‘Your son’s probably trans,’ I thought to myself.

“No,” I said out loud. “Nothing’s going on. The kids are both fine.”

The call finished with a request for me to text him Jeremy’s phone number. This number used to be Emma’s for years, their Dad had it memorized back then. Meanwhile he asks for Jeremy’s number every couple of months. I think he’s called once.

“Tell Jeremy I’ll call him either tonight or tomorrow morning,” my ex said earnestly, ignoring that Jeremy was right beside me and I could easily hand over the phone.

“I will,” I agreed. He didn’t call.

How to Dad…

When Jeremy was small, people would ask him what he wanted to be when he grew up and his answer was always the same, “I want to be a Daddy.” But over the years that answer slowly faded.

A couple of weeks ago Jeremy told Emma that he felt mostly male with a bit of female but if he’d had the choice he would have been born a girl. Two days ago I asked him why there was such a difference between his two statements. If he felt mostly male then why did he wish he’d been born a girl?

“I want to be a parent when I grow up but I want my kids to love me and look up to me,” he replied. “Kids don’t really respect their Dads. They love and look up to their Moms so I’d rather be a Mom.”

If I could go back in time and pick a better father for my kids I would. But then again I wouldn’t have Jeremy or Emma.

“Hon, all sorts of kids love their Dads and think they’re wonderful,” I assured him. “You’ll be a good parent and your kids will look up to you.”
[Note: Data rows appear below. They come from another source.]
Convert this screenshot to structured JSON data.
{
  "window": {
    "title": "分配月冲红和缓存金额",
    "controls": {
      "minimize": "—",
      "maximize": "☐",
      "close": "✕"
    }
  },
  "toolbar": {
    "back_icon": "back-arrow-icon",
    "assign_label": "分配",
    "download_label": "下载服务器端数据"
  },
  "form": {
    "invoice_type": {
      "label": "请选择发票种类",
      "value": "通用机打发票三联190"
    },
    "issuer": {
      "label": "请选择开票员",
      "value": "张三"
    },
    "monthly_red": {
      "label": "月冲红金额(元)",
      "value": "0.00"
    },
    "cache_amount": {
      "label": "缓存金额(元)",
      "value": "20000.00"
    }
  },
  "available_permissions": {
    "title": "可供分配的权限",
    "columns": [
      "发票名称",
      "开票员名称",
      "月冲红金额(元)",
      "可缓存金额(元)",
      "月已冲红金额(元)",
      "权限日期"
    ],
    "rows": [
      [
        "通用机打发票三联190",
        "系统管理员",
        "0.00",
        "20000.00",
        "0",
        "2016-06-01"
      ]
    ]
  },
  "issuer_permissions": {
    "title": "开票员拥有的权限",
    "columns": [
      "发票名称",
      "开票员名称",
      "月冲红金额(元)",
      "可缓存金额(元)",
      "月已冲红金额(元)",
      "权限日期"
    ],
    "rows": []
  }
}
He nodded but he didn’t look convinced. My Dad’s a great father but Jeremy hasn’t seen much of him in years and, while Jeremy looks up to my friends P and M, they’re not fathers. Jeremy’s only real parental role model is me and I’m not male. I’d thought I’d told him over the years that mothers and fathers are equal but I either didn’t or Jeremy wasn’t listening (or a mixture of the two).

If Jeremy wanted to be a mother because he felt female that would be one thing but wanting to be a mother because he feels Dads aren’t good enough… well that was heart breaking.

Then came yesterday. A friend of mine posted a Cheerios video on Facebook, saying it was finally a decent media portrayal of a father, so I immediately watched then called Jeremy in before I even finished so he could watch it too.

The video is beyond cheesy. The Dad does a non-stop narration on being a father, while complimenting and high-fiving his kids. The kids meanwhile follow him around while pretty much hero worshiping him. And at the end, apropos of nothing, he suddenly starts flogging peanut butter Cheerios. Jeremy loved the whole thing…

Obviously one video isn’t going to be a cure-all for Jeremy’s views on fatherhood but it was nice to have some back up to my claim. I also picked up peanut butter Cheerios on the way home from work today.

And, because I’m on Facebook all the freaking time anyways, I’ve now made a Because I’m Fabulous Facebook page. Feel free to go and like. Or, if you’re too shy, just go and look. I’ve got extra pictures and quotes and stuff.